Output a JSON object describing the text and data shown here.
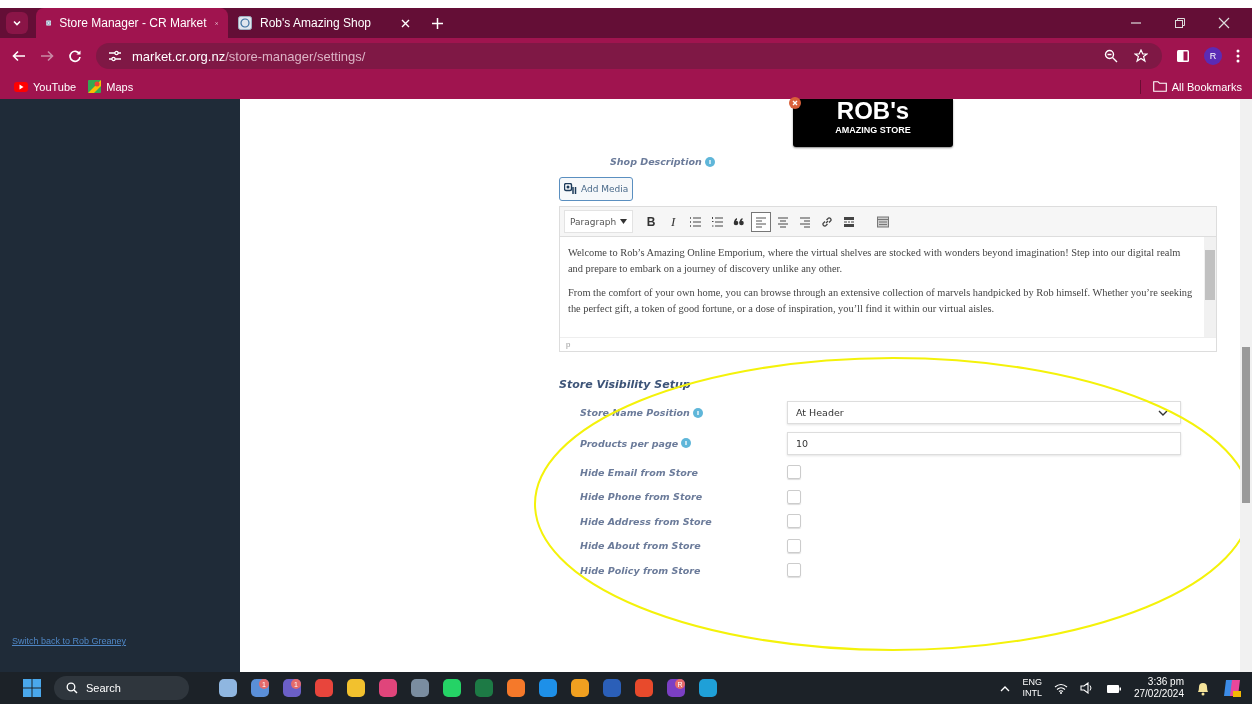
{
  "browser": {
    "tabs": [
      {
        "title": "Store Manager - CR Market",
        "selected": true
      },
      {
        "title": "Rob's Amazing Shop",
        "selected": false
      }
    ],
    "url": {
      "host": "market.cr.org.nz",
      "path": "/store-manager/settings/"
    },
    "profile_initial": "R",
    "bookmarks": [
      {
        "label": "YouTube",
        "kind": "youtube"
      },
      {
        "label": "Maps",
        "kind": "maps"
      }
    ],
    "all_bookmarks": "All Bookmarks"
  },
  "sidebar": {
    "switch_link": "Switch back to Rob Greaney"
  },
  "logo": {
    "title": "ROB's",
    "subtitle": "AMAZING STORE"
  },
  "shop_description": {
    "label": "Shop Description",
    "add_media": "Add Media",
    "format": "Paragraph",
    "toolbar": [
      {
        "kind": "bold",
        "label": "B",
        "selected": false
      },
      {
        "kind": "italic",
        "label": "I",
        "selected": false
      },
      {
        "kind": "bullets",
        "selected": false
      },
      {
        "kind": "numbers",
        "selected": false
      },
      {
        "kind": "quote",
        "selected": false
      },
      {
        "kind": "align-left",
        "selected": true
      },
      {
        "kind": "align-center",
        "selected": false
      },
      {
        "kind": "align-right",
        "selected": false
      },
      {
        "kind": "link",
        "selected": false
      },
      {
        "kind": "more",
        "selected": false
      },
      {
        "kind": "toggle",
        "selected": false
      }
    ],
    "paragraphs": [
      "Welcome to Rob’s Amazing Online Emporium, where the virtual shelves are stocked with wonders beyond imagination! Step into our digital realm and prepare to embark on a journey of discovery unlike any other.",
      "From the comfort of your own home, you can browse through an extensive collection of marvels handpicked by Rob himself. Whether you’re seeking the perfect gift, a token of good fortune, or a dose of inspiration, you’ll find it within our virtual aisles."
    ],
    "path": "p"
  },
  "visibility": {
    "title": "Store Visibility Setup",
    "fields": [
      {
        "label": "Store Name Position",
        "kind": "select",
        "value": "At Header",
        "help": true
      },
      {
        "label": "Products per page",
        "kind": "text",
        "value": "10",
        "help": true
      },
      {
        "label": "Hide Email from Store",
        "kind": "checkbox",
        "checked": false,
        "help": false
      },
      {
        "label": "Hide Phone from Store",
        "kind": "checkbox",
        "checked": false,
        "help": false
      },
      {
        "label": "Hide Address from Store",
        "kind": "checkbox",
        "checked": false,
        "help": false
      },
      {
        "label": "Hide About from Store",
        "kind": "checkbox",
        "checked": false,
        "help": false
      },
      {
        "label": "Hide Policy from Store",
        "kind": "checkbox",
        "checked": false,
        "help": false
      }
    ]
  },
  "taskbar": {
    "search": "Search",
    "apps": [
      {
        "color": "#8fb6e0"
      },
      {
        "color": "#5a8fd8",
        "badge": "1"
      },
      {
        "color": "#6b5fc7",
        "badge": "1"
      },
      {
        "color": "#e8453c"
      },
      {
        "color": "#f2c12e"
      },
      {
        "color": "#e0457b"
      },
      {
        "color": "#7a8da0"
      },
      {
        "color": "#25d366"
      },
      {
        "color": "#1d7a45"
      },
      {
        "color": "#f5792a"
      },
      {
        "color": "#1e90e8"
      },
      {
        "color": "#f0a020"
      },
      {
        "color": "#2b5fb8"
      },
      {
        "color": "#e84a2c"
      },
      {
        "color": "#7b3fc4",
        "badge": "R"
      },
      {
        "color": "#1fa0d8"
      }
    ],
    "lang": "ENG",
    "layout": "INTL",
    "time": "3:36 pm",
    "date": "27/02/2024"
  }
}
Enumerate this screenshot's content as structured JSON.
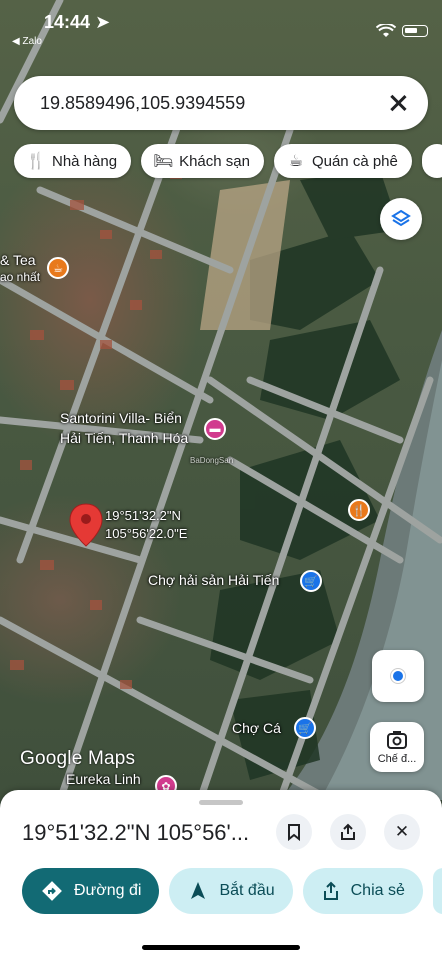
{
  "status_bar": {
    "time": "14:44",
    "back_app": "◀ Zalo"
  },
  "search": {
    "query": "19.8589496,105.9394559"
  },
  "chips": [
    {
      "label": "Nhà hàng",
      "icon": "fork-knife-icon"
    },
    {
      "label": "Khách sạn",
      "icon": "bed-icon"
    },
    {
      "label": "Quán cà phê",
      "icon": "coffee-icon"
    }
  ],
  "map": {
    "labels": {
      "cafe_top": "& Tea",
      "cafe_sub": "ao nhất",
      "villa_line1": "Santorini Villa- Biển",
      "villa_line2": "Hải Tiến, Thanh Hóa",
      "pin_line1": "19°51'32.2\"N",
      "pin_line2": "105°56'22.0\"E",
      "seafood_market": "Chợ hải sản Hải Tiến",
      "fish_market": "Chợ Cá",
      "eureka": "Eureka Linh",
      "watermark": "BaDongSan"
    },
    "google_logo": "Google Maps",
    "screenshot_label": "Chế đ..."
  },
  "sheet": {
    "title": "19°51'32.2\"N 105°56'...",
    "actions": [
      {
        "label": "Đường đi",
        "icon": "directions-icon"
      },
      {
        "label": "Bắt đầu",
        "icon": "navigation-arrow-icon"
      },
      {
        "label": "Chia sẻ",
        "icon": "share-icon"
      }
    ]
  },
  "colors": {
    "primary": "#126a74",
    "secondary": "#cdeef3",
    "pin": "#e53935",
    "accent": "#1a73e8"
  }
}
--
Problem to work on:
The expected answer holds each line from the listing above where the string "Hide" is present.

Answer box:
        "label": "Hide Email from Store",
        "label": "Hide Phone from Store",
        "label": "Hide Address from Store",
        "label": "Hide About from Store",
        "label": "Hide Policy from Store",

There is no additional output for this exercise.